- Activity -
Collect all lines containing the word "link" from the data.

+++ Data extracts

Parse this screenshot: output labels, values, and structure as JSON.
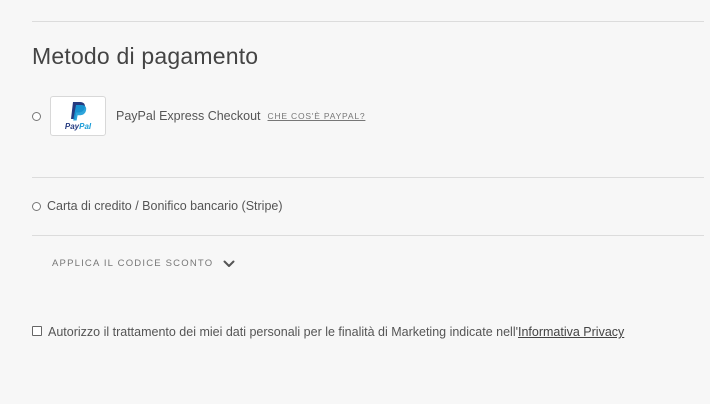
{
  "payment": {
    "title": "Metodo di pagamento",
    "options": [
      {
        "label": "PayPal Express Checkout",
        "link": "CHE COS'È PAYPAL?",
        "logo_text_pay": "Pay",
        "logo_text_pal": "Pal",
        "icon": "paypal-logo",
        "selected": false
      },
      {
        "label": "Carta di credito / Bonifico bancario (Stripe)",
        "selected": false
      }
    ]
  },
  "coupon": {
    "label": "APPLICA IL CODICE SCONTO",
    "icon": "chevron-down-icon"
  },
  "consent": {
    "text": "Autorizzo il trattamento dei miei dati personali per le finalità di Marketing indicate nell'",
    "link": "Informativa Privacy",
    "checked": false
  },
  "colors": {
    "background": "#f7f7f7",
    "divider": "#dcdcdc",
    "paypal_dark": "#253b80",
    "paypal_light": "#179bd7"
  }
}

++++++

- Solution for this problem -
        "link": "CHE COS'È PAYPAL?",
    "link": "Informativa Privacy",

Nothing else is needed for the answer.